#### WORK ORDER:
Every line with the string "icon" must be copied from the entries below.

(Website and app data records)
______

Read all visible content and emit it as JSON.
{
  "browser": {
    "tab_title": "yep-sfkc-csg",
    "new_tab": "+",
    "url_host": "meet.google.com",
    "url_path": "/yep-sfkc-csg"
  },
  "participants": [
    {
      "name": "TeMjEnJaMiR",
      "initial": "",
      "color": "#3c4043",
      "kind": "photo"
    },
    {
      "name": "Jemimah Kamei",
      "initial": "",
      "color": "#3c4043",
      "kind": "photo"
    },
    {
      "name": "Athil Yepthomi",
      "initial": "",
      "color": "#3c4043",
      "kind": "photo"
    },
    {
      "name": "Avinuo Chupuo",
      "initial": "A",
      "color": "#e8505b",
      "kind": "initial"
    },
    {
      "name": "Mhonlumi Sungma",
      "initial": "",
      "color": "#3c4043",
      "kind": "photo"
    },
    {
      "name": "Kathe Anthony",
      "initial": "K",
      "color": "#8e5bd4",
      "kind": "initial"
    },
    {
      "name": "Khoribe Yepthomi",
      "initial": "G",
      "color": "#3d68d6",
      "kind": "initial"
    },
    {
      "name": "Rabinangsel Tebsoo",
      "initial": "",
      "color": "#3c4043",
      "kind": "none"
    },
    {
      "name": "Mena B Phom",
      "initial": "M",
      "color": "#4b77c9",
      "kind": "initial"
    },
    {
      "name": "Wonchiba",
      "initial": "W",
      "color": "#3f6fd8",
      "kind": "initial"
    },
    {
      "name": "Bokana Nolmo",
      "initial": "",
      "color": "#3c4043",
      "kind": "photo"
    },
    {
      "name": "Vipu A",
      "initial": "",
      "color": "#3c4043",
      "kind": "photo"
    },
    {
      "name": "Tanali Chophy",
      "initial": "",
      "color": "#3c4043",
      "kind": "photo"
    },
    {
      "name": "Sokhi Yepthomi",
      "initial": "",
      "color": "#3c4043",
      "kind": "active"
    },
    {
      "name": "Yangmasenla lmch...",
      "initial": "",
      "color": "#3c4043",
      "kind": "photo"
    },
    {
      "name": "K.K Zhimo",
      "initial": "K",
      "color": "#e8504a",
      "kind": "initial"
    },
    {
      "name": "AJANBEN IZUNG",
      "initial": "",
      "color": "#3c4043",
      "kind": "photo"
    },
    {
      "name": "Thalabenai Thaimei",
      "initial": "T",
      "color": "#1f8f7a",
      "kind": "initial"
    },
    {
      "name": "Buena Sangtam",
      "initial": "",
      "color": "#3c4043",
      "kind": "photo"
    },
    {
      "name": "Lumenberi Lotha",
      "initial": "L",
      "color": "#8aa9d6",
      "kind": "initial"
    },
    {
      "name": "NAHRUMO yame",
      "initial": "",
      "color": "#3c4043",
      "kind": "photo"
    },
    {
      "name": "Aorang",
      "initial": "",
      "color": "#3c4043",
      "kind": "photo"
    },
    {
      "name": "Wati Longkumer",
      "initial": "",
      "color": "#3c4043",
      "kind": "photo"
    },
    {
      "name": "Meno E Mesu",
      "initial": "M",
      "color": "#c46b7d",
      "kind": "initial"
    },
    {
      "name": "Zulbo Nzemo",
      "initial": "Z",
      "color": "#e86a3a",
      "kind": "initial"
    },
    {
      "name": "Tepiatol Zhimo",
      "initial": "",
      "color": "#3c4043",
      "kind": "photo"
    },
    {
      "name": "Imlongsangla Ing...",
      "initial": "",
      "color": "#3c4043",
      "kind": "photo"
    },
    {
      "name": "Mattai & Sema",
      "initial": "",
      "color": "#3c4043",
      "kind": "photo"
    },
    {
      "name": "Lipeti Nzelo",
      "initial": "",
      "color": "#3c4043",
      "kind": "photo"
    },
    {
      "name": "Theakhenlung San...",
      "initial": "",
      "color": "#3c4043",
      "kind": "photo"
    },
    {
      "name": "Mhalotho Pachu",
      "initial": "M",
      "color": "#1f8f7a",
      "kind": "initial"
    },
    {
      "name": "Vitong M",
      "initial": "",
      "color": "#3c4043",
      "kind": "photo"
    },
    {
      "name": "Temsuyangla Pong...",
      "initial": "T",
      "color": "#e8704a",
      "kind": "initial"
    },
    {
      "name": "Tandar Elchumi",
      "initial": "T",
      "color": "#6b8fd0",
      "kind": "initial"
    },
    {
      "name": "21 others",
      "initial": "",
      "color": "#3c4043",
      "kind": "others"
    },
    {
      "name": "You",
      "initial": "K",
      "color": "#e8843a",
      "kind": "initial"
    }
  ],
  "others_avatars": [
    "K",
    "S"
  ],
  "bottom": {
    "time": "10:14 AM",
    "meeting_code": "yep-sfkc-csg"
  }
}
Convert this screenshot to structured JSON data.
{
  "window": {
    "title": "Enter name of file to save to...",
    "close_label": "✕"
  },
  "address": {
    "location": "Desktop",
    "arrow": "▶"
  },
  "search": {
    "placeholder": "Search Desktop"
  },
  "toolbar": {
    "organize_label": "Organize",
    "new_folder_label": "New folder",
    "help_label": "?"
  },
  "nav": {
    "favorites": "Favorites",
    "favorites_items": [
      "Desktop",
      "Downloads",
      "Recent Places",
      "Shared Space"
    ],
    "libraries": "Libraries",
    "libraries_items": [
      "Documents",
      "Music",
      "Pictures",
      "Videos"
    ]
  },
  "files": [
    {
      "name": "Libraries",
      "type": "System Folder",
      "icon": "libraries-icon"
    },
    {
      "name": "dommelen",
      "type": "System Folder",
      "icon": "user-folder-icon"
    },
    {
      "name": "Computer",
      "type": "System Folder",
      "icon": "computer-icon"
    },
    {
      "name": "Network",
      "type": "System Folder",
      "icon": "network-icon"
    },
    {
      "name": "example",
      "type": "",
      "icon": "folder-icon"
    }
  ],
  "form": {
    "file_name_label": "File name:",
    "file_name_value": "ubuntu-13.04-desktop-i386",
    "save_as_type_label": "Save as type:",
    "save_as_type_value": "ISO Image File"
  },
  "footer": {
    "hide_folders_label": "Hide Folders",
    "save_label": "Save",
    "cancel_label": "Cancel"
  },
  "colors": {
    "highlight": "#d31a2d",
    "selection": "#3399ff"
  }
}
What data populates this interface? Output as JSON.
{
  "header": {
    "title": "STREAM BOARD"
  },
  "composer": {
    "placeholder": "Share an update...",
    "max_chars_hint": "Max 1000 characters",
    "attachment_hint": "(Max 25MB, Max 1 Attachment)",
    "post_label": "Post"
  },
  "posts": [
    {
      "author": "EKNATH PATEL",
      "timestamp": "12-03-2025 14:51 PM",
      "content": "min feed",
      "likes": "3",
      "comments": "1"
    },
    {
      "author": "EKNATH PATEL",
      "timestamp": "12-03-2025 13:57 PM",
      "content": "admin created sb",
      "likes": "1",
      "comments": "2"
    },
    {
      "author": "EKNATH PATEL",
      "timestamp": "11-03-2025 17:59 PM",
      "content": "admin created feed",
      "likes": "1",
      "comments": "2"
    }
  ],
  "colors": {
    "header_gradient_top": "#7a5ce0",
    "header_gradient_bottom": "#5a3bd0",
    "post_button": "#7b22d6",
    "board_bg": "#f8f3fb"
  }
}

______

#### ANSWER BELOW:
      "icon": "libraries-icon"
      "icon": "user-folder-icon"
      "icon": "computer-icon"
      "icon": "network-icon"
      "icon": "folder-icon"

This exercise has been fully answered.